**Exercise instructions**
Gather every line below where "label" appears.

**App and web page records**
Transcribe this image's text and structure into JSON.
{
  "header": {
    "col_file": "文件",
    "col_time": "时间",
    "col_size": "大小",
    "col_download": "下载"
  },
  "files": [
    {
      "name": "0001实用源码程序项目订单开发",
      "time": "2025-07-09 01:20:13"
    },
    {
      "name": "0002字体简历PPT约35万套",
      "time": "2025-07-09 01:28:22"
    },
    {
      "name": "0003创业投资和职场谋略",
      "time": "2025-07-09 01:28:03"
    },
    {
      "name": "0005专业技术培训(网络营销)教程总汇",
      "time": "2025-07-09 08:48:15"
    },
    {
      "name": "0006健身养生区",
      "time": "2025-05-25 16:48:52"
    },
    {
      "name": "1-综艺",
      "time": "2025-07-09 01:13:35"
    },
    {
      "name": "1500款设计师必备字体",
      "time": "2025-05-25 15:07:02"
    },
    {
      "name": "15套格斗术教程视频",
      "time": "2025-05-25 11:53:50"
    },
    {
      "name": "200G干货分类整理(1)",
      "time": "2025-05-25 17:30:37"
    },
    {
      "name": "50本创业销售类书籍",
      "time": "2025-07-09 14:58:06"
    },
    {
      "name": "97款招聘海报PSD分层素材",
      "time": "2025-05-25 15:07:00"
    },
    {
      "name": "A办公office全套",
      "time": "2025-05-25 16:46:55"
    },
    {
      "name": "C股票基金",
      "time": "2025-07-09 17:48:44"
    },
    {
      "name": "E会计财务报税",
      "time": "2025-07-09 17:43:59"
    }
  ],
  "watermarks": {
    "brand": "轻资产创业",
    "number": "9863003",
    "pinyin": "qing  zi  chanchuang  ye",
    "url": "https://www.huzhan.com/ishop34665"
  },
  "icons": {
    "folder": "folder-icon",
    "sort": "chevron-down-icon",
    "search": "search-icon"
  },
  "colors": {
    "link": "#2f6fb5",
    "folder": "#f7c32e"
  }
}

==

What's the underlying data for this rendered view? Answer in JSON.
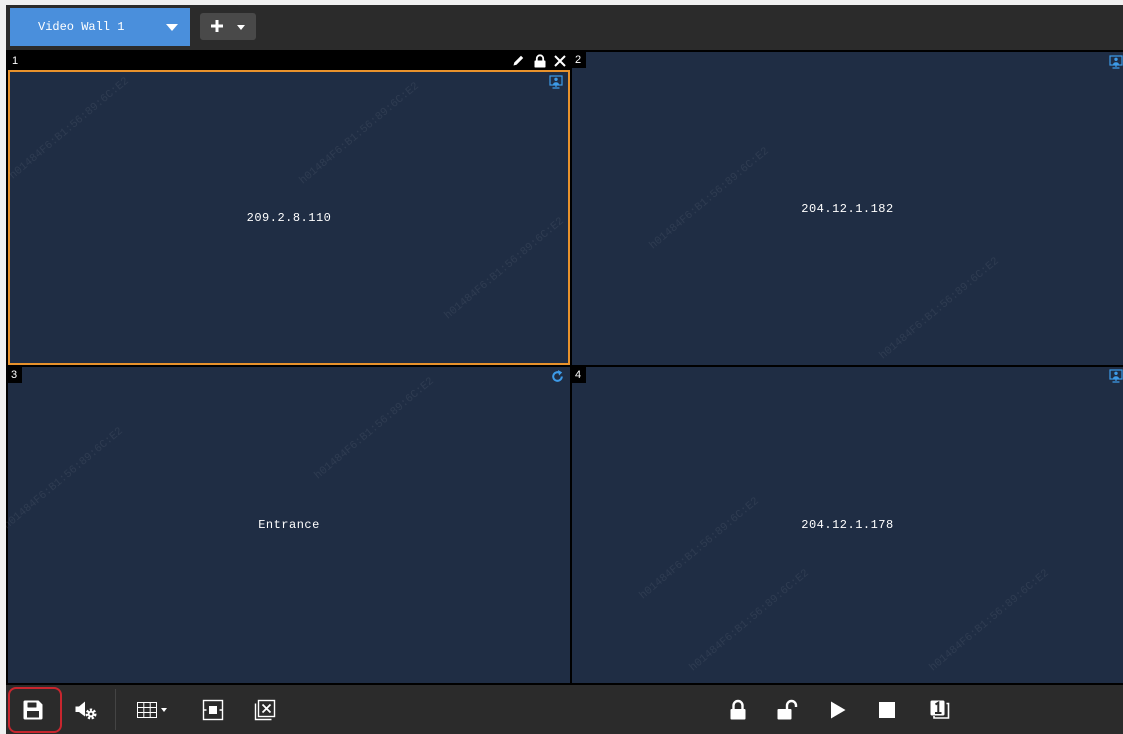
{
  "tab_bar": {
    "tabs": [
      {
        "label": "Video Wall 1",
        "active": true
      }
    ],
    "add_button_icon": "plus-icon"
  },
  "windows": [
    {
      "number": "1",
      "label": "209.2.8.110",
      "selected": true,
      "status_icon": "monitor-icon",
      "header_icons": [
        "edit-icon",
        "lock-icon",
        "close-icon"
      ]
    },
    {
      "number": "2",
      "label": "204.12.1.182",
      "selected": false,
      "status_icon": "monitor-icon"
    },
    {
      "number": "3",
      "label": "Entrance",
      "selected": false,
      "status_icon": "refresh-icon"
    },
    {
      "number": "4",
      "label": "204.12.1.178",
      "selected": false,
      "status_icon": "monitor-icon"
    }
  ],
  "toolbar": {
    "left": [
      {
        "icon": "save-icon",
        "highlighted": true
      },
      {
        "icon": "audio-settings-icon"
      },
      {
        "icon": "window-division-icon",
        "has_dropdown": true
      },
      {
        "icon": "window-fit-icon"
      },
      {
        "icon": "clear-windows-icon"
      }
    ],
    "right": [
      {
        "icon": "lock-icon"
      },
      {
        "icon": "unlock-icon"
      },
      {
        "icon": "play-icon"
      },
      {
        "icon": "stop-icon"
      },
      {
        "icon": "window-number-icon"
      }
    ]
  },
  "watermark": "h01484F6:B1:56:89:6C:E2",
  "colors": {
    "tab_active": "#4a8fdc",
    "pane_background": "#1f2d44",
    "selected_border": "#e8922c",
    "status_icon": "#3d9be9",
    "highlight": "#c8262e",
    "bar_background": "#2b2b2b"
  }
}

**Written answer**
        "label": "Video Wall 1",
      "label": "209.2.8.110",
      "label": "204.12.1.182",
      "label": "Entrance",
      "label": "204.12.1.178",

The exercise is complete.